Assessing the benefits of an extensive home remodel against selling your property is a task many homeowners undertake before they decide it’s time to move on. Selling your home is rarely an easy decision. Our homes hold family memories, and that makes it tough to leave. It’s also likely to be your most significant financial asset, and you want to be confident you can maximize its value. The process of selling also isn’t cheap with commissions, legal fees and taxes. But the alternatives are to tolerate your home in its current condition – not a great option – or talk to an architect and contractor about giving your home a makeover.
That’s also a considerable expense. Costs can run into hundreds of thousands of dollars, and there’s never a guarantee the work will finish on time and budget. If you think selling is stressful, you should try a large-scale remodeling project! So, which way should you jump?
This is a personal decision, or a collective choice between you, your partner and family. There are many advantages to selling. A new home will feel like a fresh start, and you should be able to find a property that’s genuinely superior and enhances your lifestyle. Remodeling, by contrast, can dislocate your life for months on end.
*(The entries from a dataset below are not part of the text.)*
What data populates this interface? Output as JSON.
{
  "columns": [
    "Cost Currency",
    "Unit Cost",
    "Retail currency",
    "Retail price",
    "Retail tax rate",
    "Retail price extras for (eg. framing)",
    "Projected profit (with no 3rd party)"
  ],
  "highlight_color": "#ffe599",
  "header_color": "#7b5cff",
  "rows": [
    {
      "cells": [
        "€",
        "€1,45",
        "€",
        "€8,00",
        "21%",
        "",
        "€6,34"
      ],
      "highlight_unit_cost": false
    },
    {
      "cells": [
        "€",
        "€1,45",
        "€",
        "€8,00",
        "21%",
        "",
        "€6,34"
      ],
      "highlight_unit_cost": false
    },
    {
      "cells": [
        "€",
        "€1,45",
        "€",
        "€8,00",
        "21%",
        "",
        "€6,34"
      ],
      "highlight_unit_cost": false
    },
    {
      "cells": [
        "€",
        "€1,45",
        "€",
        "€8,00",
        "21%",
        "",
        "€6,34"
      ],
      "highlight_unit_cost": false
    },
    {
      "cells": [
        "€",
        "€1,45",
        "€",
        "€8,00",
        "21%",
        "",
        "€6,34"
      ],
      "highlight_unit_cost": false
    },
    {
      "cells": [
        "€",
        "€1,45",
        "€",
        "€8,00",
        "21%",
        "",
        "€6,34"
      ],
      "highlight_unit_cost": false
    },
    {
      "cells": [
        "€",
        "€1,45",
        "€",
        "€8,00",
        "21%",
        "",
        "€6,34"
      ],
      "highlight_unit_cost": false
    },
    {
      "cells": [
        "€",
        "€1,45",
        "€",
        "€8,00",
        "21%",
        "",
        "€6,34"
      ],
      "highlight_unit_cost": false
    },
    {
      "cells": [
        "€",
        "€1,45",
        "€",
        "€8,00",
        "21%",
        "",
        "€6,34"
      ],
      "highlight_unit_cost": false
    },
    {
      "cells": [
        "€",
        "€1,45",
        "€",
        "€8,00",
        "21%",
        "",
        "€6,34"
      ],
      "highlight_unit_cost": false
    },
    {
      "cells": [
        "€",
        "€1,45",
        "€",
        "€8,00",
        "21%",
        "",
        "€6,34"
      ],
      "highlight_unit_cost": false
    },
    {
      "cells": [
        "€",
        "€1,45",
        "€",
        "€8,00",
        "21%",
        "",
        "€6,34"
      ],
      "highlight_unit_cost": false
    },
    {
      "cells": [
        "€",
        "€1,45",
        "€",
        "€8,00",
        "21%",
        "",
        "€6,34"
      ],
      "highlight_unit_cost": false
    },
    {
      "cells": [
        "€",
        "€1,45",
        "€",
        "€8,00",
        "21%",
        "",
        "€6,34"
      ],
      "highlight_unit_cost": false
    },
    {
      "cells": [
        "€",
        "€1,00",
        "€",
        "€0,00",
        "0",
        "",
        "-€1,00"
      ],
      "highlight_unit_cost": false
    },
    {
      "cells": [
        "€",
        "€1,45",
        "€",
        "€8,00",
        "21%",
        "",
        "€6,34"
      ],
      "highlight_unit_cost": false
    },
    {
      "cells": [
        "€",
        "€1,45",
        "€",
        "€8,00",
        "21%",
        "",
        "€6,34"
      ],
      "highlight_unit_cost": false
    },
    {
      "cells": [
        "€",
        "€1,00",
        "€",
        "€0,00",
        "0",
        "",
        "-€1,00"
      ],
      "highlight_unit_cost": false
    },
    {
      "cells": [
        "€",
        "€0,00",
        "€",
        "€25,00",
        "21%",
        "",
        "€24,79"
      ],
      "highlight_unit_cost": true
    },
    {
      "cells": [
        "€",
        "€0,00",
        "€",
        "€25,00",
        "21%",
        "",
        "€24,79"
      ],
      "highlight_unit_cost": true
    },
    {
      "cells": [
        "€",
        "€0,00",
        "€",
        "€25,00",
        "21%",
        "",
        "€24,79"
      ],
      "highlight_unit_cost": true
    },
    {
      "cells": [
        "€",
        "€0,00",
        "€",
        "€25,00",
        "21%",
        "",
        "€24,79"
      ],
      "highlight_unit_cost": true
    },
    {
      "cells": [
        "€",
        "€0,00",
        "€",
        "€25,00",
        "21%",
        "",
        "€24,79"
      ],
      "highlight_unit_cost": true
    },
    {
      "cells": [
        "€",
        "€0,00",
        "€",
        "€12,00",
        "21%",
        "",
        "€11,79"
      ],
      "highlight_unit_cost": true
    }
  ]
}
No matter how hard contractors might try, they bring chaos. That pain can be worth it if you love your location, the local amenities such as schools are excellent, and you have friends in the neighborhood.
I work with many homeowners who are stuck on the fence between selling and renovating. My advice is always based primarily on their circumstances and aspirations. Below are some tips to help you think through your situation.
Structural issues – There’s a solution to pretty much every problem, but a continually leaking roof, creaking joists, or a tired kitchen from the 80s, can get to you after a while. These are usually a sign that the structural elements of your home are deteriorating and you need to act. If you remodel a home with structural defects, you’re likely to need to move out while the work is done.
Money in the bank – You can afford to decide whether you want to pour your hard-earned cash into your existing home, or climb the property ladder and find a superior property. You need to decide which will be a better asset for your wealth long term.
You intend to stick around – You can always find a new home in the neighborhood. However, if you favor a renovation, be aware that upgrades offer the best payback when you sell within a year or so of the work being completed. Your new kitchen doesn’t stay new forever.
Big squeeze – Your current home is getting too small. You’ve got the option of building an extension, but that means you’ll have to battle the planning process as well as the stress of selecting an architect and contractors. A new home might be a simpler option here.
Living in the 70s – Many owners who take the upgrade path want to modernize their home. They’re fed up with the rabbit-warren design of small, disconnected rooms and yearn for open-plan living, plus a new kitchen and bathroom. Making such fundamental changes are expensive, and it is worth checking out the prices of more modern homes nearby before going ahead with a renovation.
No flow – Older homes were not designed for the modern lifestyles we enjoy. Today, you want a home that is simple to navigate and where all the rooms make sense in terms of function, position and size.
Dead space – Poor design can result in some rooms being ignored, either because of their size or their position relative to the main living areas. Real estate is not cheap, so this is very wasteful. If fixing the problem is difficult, finding a new, better-designed property to move straight into will pay off for you financially in the medium to long-term.
If you’re trying to solve this puzzle, I’d be delighted to help you work through your options. We can go through your current home together and identify the types of work that you might need done, what buyers are looking for these days and how much your current home is likely to be worth – both before and after any remodeling.